● PROBLEM STATEMENT: An exact reproduction of the lines from the one with "Convert this screenshot" to the end of the data below is required. No other lines may be included.

(Interface dataset entries)
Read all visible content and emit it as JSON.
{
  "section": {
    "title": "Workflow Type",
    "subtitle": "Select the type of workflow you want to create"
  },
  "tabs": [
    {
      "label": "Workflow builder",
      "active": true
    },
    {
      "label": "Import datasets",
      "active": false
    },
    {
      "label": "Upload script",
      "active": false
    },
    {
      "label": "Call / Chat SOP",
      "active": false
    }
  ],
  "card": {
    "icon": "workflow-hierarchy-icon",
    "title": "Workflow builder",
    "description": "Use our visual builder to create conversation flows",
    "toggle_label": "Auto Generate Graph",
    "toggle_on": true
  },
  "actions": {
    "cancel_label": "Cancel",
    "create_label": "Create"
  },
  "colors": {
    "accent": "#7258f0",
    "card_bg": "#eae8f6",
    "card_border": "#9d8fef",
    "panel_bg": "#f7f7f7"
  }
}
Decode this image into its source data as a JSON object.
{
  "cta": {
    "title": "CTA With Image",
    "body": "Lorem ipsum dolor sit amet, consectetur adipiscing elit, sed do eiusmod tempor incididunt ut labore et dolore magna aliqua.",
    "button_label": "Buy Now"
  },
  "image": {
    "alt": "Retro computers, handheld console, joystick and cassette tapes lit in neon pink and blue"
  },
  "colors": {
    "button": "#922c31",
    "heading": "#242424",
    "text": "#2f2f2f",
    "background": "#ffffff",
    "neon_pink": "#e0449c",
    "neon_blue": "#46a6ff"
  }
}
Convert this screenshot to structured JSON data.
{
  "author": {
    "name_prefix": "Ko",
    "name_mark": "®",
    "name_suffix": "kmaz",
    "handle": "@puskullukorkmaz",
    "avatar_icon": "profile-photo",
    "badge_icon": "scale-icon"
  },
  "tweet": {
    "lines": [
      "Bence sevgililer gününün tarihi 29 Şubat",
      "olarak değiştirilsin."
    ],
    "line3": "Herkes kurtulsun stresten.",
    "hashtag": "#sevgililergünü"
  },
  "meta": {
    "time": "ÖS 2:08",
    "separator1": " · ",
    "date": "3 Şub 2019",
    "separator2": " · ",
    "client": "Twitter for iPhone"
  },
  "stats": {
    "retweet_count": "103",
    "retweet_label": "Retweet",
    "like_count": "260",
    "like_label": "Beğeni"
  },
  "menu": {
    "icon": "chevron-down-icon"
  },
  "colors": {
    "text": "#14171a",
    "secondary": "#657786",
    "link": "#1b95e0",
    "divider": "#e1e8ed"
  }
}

● EXERCISE RESULT:
Convert this screenshot to structured JSON data.
{
  "author": {
    "name_prefix": "Ko",
    "name_mark": "®",
    "name_suffix": "kmaz",
    "handle": "@puskullukorkmaz",
    "avatar_icon": "profile-photo",
    "badge_icon": "scale-icon"
  },
  "tweet": {
    "lines": [
      "Bence sevgililer gününün tarihi 29 Şubat",
      "olarak değiştirilsin."
    ],
    "line3": "Herkes kurtulsun stresten.",
    "hashtag": "#sevgililergünü"
  },
  "meta": {
    "time": "ÖS 2:08",
    "separator1": " · ",
    "date": "3 Şub 2019",
    "separator2": " · ",
    "client": "Twitter for iPhone"
  },
  "stats": {
    "retweet_count": "103",
    "retweet_label": "Retweet",
    "like_count": "260",
    "like_label": "Beğeni"
  },
  "menu": {
    "icon": "chevron-down-icon"
  },
  "colors": {
    "text": "#14171a",
    "secondary": "#657786",
    "link": "#1b95e0",
    "divider": "#e1e8ed"
  }
}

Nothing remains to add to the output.